By Jesse Stanich, Student
One might imagine the more established a legal principle is, the more likely the rules of application are understood. Yet, the opposite is true of good faith. Even more confusing is how a general organizing principle, such as good faith, affects discretionary clauses in contracts.
After the Supreme Court of Canada released its decision in Bhasin v. Hrynew, good faith has become a topic of much discussion that permeates all contract law. In Bhasin, the court defined good faith as a general organizing principle in contractual performance, meaning it is a “standard that underpins and is manifested in more specific legal doctrines,” rather than a free-standing rule. The duty calls for parties to have “appropriate regard” for the interests of other parties. This does not mean parties must serve the interests of the other parties; it only requires a party not undermine those interests in bad faith.
Contemplating how good faith applies to discretionary clauses is daunting considering the manners are contextually driven. Fortunately, the Supreme Court of Canada clarified some of these issues in the case Wastech Services Ltd. v. Greater Vancouver Sewerage and Drainage District.
The Greater Vancouver Sewerage and Drainage District (“GVS”) had a long-standing contract for waste disposal with Wastech Services Ltd. (“Wastech”). The contract contemplated the removal and transportation of waste in three landfills but did not guarantee Wastech a certain amount of profit per year. Two of these landfills were closer, and one of them was farther away. Wastech was paid higher for longer hauls.
Part of the contract involved a discretionary clause stating GVS had absolute discretion for allocating the quantum of waste directed to each landfill site. GVS invoked the discretionary clause in 2011 to maximize efficiency. This caused Wastech to receive less compensation due to increased operation costs. Wastech argued GVS breached its duty of good faith since reorganizing the allocation of waste resulted in lost profits.
The court found in favor of GVS and said while GVS’s decision to use their discretion prejudiced Wastech, GVS’s conduct did not constitute bad faith because the discretionary clause existed to remedy the variability of waste disposal work. This variability and discretion was contemplated, and the Court found it was deemed necessary, by both parties.
The main takeaways from the reasoning in Wastetech v. GVS are as follows:
- Good faith is only breached where discretion is exercised unreasonably;
- “Unreasonable” is exercising discretion that departs from the purpose of the discretion; and
- When objective measures can determine the reasonableness of a decision, the range of accepted outcomes is smaller; the opposite is true when there are few or no objective reasons of acceptable outcomes.
The implications of this decision are twofold:
- Parties seeking to avoid an allegation of bad faith by invoking a discretionary clause must ensure their exercise of discretion does not depart from the purpose of that clause – conversely, parties alleging bad faith must prove this deviation; and
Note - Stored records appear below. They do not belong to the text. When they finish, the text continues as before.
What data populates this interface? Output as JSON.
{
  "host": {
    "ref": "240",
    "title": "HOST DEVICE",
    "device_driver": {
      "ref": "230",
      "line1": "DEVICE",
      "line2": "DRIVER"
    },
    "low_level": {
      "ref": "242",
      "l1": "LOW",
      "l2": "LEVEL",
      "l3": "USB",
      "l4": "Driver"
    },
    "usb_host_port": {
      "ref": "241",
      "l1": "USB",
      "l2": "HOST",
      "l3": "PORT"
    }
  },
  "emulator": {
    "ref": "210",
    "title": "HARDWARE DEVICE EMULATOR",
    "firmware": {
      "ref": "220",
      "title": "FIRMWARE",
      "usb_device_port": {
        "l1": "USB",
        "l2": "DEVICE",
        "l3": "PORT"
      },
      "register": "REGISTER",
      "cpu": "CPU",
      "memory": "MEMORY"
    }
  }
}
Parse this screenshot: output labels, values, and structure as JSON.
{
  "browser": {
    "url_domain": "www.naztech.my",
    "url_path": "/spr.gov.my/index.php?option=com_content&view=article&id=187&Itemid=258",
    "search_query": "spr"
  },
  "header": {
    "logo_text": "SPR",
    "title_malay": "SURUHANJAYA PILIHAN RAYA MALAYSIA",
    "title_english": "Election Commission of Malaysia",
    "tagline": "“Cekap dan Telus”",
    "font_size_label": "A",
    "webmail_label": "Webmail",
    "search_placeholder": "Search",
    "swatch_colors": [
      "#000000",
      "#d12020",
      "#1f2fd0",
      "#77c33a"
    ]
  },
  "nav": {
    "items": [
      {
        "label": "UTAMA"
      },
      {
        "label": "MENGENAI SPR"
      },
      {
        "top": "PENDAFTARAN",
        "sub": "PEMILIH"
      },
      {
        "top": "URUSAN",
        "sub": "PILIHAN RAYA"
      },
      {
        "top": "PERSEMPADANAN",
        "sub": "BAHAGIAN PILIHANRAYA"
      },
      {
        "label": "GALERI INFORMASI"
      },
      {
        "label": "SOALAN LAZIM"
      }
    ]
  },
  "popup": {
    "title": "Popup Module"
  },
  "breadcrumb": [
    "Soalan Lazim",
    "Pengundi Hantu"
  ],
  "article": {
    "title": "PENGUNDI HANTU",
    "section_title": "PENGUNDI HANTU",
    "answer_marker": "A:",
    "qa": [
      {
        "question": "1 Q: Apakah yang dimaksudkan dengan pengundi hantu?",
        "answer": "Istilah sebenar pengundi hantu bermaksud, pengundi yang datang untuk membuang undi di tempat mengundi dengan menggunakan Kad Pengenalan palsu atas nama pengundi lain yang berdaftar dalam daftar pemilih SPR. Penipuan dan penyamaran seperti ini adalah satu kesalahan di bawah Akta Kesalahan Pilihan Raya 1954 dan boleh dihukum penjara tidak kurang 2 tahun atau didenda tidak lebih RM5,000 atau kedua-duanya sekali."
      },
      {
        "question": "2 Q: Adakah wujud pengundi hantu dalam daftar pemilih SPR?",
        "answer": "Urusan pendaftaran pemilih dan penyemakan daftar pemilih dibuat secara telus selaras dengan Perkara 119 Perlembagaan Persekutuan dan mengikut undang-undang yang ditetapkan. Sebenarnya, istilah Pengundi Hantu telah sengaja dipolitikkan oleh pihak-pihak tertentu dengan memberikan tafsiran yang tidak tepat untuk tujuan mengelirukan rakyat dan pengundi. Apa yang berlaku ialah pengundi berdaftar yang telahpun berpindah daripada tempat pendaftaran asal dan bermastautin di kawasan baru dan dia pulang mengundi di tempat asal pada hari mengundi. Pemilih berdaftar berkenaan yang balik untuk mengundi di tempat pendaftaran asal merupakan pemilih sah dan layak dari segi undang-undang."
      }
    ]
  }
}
- Parties seeking to act on a discretionary clause should tailor their expectations in a dispute based on access to objective measurements – if there are no objective measures, a court’s review may yield an unfavorable outcome.
- 2014 SCC 71. [Bhasin].
- Ibid, at para 64.
- Ibid, at para 65.
- 2021 SCC 7 [Wastech v. GVS].
- Note: GVS was operating under the statutory corporation “Metro”.
- Wastetech v. GVS at paras 71, 74.
- Ibid, at para 77.